• **Action item**: Please copy every line from the records below that contains the string "Contact".

• **Provided data**:
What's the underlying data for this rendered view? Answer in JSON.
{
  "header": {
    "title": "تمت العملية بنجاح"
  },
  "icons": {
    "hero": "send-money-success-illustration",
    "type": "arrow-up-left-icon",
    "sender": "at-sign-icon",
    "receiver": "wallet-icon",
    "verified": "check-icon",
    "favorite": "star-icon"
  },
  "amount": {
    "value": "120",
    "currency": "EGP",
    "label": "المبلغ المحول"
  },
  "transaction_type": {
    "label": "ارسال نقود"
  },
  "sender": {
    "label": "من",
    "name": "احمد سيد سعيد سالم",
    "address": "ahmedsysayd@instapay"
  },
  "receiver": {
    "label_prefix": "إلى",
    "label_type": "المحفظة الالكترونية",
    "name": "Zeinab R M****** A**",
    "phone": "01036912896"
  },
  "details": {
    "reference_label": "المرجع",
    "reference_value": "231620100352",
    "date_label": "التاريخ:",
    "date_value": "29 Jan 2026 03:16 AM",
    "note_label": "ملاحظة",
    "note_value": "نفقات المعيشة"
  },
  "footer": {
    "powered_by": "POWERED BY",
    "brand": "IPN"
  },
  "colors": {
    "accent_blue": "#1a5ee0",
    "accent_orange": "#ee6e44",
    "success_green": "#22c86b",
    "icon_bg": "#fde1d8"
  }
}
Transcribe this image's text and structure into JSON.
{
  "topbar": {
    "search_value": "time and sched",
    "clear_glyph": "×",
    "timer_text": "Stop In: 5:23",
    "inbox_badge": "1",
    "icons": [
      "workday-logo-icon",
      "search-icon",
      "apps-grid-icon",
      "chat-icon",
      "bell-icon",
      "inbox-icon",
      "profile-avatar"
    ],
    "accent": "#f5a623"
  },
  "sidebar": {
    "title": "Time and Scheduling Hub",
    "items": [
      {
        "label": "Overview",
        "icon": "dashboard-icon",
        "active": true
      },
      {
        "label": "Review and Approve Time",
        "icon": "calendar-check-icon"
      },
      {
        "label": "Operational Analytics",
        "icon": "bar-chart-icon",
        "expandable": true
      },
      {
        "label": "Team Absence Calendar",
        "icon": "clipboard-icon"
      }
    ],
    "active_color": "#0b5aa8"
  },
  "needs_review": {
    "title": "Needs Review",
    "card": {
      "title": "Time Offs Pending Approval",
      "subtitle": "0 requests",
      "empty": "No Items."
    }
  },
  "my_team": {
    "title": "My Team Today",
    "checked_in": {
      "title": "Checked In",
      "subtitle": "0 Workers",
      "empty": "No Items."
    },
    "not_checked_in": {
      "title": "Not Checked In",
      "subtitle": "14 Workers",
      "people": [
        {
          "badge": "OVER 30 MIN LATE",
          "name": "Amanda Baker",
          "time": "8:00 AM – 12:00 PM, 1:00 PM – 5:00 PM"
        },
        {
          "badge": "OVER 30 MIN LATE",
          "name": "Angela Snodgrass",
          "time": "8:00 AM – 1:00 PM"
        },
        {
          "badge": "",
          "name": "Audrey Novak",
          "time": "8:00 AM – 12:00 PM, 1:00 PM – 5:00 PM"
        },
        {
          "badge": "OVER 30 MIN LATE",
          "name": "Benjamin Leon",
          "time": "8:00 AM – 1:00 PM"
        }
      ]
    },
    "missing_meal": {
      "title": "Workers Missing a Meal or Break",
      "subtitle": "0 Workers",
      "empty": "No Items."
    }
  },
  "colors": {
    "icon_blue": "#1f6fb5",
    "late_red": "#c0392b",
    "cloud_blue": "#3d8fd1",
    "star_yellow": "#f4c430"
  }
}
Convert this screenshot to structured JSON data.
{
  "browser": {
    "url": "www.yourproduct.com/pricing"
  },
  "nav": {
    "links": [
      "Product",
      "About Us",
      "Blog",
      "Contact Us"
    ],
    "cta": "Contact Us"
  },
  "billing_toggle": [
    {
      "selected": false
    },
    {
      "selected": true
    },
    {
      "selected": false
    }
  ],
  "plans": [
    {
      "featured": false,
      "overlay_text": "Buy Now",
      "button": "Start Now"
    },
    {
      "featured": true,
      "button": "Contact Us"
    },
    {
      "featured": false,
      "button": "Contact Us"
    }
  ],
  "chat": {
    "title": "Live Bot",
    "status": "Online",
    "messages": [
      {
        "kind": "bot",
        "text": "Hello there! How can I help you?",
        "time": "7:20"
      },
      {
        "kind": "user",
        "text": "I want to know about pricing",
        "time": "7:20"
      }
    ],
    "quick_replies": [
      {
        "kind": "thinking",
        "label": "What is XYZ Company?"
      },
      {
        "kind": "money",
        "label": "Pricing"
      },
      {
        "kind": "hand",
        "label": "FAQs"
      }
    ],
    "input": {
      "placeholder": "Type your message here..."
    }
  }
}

• **Result for this exercise**:
      "Contact Us"
    "cta": "Contact Us"
      "button": "Contact Us"
      "button": "Contact Us"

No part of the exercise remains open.